PlanetLab Experiment Duration: 20 hours 127 nodes: 15 well distributed nodes are landmarks [PCoord: Lehman04] 8 dimensional coordinates (why?) Landmarks started 5 minutes prior to ordinary hosts 2 layers: landmarks and ordinary hosts Accuracy metric: relative error |actual – predicted| / min(actual, predicted) 10

24
Accuracy of NPS Among landmarks, end Among ordinary hosts, end 11

25
Controlled Experiment Objective: – Accuracy under RTT dynamics – Effect of topology change – Effect of maliciousness Simulation result from 1044 node random topology 8 dimensional coordinates 20 landmarks, 1024 hosts 2 layers, 3 layers Accuracy metric: 90 percentile relative error 12

26
Effect of Topology Change Topology replaced With triggered update Without triggered update 13

27
Discussion Stable and accurate coordinates [Ledlie06] – Data from PlanetLab: 2 random nodes RTT varies a lot over time 14

28
Discussion (2) Network Coordinates in the Wild [Ledlie07] – Higher relative error – More triangle inequality violation – Higher churn Behavior in real network is completely different from behavior under PlanetLab experiments 15

29
Discussion (3) Effect of maliciousness – Few nodes lying huge vs. many nodes lying small – Use a random set of verifiers to verify that relative error is below a certain threshold Very easy to distort the whole coordinate space 16

30
Questions? 17

31
Downhill Simplex Method Simplex = N+1 vertices in N dimensions Moves: – Reflection – Reflection and Expansion – Contraction – Multiple Contraction 31

32
Downhill Simplex Method (a) is highest (c) is lowest 32

33
Reflection 33

34
Reflection and Expansion (d) is less than (c) 34

35
Contraction (d) is higher than second highest: (b) 35

36
Multiple Contraction (e) is still the highest among: (b), (c), (e) 36

Similar presentations

Presentation is loading.
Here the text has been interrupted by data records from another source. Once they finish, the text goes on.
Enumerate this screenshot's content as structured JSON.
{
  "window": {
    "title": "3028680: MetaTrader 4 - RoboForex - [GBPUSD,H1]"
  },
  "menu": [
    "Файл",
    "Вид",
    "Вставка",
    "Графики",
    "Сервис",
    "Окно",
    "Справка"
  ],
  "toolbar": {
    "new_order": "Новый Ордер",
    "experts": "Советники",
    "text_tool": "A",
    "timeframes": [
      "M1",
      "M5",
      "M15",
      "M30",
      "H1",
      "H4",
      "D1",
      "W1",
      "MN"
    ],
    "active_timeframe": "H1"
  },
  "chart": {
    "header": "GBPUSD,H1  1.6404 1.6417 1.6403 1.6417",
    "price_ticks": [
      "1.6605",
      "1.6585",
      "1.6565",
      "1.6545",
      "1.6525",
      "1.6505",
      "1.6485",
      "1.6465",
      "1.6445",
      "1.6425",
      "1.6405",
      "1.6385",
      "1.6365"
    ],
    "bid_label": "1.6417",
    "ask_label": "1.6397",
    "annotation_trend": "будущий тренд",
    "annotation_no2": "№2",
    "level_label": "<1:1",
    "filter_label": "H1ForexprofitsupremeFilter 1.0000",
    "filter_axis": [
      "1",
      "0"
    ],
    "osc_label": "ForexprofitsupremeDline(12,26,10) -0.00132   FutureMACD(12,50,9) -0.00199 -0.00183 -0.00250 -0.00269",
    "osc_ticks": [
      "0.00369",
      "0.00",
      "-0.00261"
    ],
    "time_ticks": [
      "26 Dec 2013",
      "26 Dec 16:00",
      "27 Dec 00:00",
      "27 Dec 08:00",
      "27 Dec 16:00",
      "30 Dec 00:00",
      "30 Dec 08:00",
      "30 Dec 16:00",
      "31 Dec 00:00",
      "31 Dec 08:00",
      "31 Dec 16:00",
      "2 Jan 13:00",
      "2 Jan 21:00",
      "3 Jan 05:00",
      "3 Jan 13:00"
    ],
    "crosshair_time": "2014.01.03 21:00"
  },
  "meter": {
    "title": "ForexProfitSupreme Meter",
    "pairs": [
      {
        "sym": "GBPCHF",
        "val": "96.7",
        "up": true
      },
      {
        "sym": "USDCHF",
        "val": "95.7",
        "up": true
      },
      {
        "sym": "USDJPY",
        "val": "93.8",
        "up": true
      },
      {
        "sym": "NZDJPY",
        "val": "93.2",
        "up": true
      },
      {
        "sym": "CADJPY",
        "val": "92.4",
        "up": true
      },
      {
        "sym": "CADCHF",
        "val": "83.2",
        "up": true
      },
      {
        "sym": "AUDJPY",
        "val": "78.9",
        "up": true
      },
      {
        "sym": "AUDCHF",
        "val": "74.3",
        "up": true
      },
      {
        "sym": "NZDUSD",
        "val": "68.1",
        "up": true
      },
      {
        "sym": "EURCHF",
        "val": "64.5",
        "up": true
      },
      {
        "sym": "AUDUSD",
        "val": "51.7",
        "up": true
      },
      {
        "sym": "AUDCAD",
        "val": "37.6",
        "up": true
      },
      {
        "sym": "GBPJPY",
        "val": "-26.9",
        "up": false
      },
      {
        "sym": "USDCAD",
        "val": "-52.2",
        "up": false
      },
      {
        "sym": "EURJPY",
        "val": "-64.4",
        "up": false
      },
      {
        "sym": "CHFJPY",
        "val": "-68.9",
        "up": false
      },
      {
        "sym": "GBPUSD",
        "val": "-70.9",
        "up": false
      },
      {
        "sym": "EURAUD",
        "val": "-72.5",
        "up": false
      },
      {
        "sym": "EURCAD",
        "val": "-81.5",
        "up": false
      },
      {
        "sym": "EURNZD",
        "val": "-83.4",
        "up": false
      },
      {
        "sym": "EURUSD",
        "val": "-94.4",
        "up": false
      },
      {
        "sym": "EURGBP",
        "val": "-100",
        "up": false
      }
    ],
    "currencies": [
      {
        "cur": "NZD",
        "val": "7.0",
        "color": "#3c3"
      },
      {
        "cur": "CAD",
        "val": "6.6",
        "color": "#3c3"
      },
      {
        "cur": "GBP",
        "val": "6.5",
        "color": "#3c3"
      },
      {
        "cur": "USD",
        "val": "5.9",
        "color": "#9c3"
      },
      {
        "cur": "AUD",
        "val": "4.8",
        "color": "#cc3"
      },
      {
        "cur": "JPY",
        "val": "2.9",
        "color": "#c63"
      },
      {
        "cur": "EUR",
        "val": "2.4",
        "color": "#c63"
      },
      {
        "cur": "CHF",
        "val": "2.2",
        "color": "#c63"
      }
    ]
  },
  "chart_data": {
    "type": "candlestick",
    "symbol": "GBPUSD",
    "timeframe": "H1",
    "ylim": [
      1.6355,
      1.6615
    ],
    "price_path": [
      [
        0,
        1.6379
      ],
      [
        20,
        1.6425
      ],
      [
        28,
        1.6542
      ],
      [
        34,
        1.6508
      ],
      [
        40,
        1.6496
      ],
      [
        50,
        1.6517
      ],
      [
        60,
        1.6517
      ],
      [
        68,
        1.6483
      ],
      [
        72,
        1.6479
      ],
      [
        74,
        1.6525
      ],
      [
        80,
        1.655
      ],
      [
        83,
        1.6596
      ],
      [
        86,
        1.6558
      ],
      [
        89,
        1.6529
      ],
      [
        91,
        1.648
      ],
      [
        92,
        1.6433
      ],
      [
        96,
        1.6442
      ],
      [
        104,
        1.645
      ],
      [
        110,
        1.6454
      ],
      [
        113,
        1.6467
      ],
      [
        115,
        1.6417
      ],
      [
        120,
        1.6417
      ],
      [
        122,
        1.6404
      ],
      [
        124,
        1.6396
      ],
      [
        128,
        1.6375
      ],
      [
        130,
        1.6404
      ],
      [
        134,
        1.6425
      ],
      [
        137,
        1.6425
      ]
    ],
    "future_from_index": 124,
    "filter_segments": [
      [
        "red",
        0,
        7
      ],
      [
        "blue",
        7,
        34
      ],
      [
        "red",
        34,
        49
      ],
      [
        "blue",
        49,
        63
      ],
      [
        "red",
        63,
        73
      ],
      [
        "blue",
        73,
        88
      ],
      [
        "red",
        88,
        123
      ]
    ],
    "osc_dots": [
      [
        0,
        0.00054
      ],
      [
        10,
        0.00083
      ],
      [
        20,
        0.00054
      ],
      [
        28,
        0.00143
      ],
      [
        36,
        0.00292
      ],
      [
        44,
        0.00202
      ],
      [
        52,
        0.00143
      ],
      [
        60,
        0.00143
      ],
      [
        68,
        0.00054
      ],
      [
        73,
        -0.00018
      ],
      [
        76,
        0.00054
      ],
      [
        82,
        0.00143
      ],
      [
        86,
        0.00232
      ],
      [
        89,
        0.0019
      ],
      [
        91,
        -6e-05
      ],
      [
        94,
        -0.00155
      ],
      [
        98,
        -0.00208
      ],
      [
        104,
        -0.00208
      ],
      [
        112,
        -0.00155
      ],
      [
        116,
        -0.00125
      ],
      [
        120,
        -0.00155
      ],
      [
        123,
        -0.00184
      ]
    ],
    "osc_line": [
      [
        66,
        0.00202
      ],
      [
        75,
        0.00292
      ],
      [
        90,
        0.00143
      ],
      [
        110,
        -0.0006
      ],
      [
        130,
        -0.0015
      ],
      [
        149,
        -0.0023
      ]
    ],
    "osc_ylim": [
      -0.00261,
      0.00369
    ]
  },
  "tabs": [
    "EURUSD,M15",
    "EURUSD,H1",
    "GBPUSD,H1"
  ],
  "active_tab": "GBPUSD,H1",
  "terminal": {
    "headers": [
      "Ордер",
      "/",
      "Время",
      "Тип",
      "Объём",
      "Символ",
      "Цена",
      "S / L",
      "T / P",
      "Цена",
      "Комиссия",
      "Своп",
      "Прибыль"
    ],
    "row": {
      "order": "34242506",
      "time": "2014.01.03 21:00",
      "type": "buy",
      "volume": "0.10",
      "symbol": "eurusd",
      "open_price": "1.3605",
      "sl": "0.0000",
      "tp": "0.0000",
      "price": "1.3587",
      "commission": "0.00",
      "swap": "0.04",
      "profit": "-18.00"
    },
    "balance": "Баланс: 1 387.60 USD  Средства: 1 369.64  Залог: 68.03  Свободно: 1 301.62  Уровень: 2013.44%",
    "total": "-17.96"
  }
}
Please wait....

OK

Essential Cell Biology

Essential Cell Biology

© 2018 SlidePlayer.com Inc.

All rights reserved.

To ensure the functioning of the site, we use **cookies**. We share information about your activities on the site with our partners and Google partners: social networks and companies engaged in advertising and web analytics. For more information, see the Privacy Policy and Google Privacy & Terms.
Your consent to our cookies if you continue to use this website.

Ads by Google

Ppt on frame of reference Ppt on gujarati culture india Ppt on ice cream industry Training ppt on quality Ppt on video teleconferencing standards Ppt on telephone etiquettes Ppt on schottky diode characteristics Projector view ppt on ipad Ppt on object-oriented programming with c++ Ppt on challenges to democracy in pakistan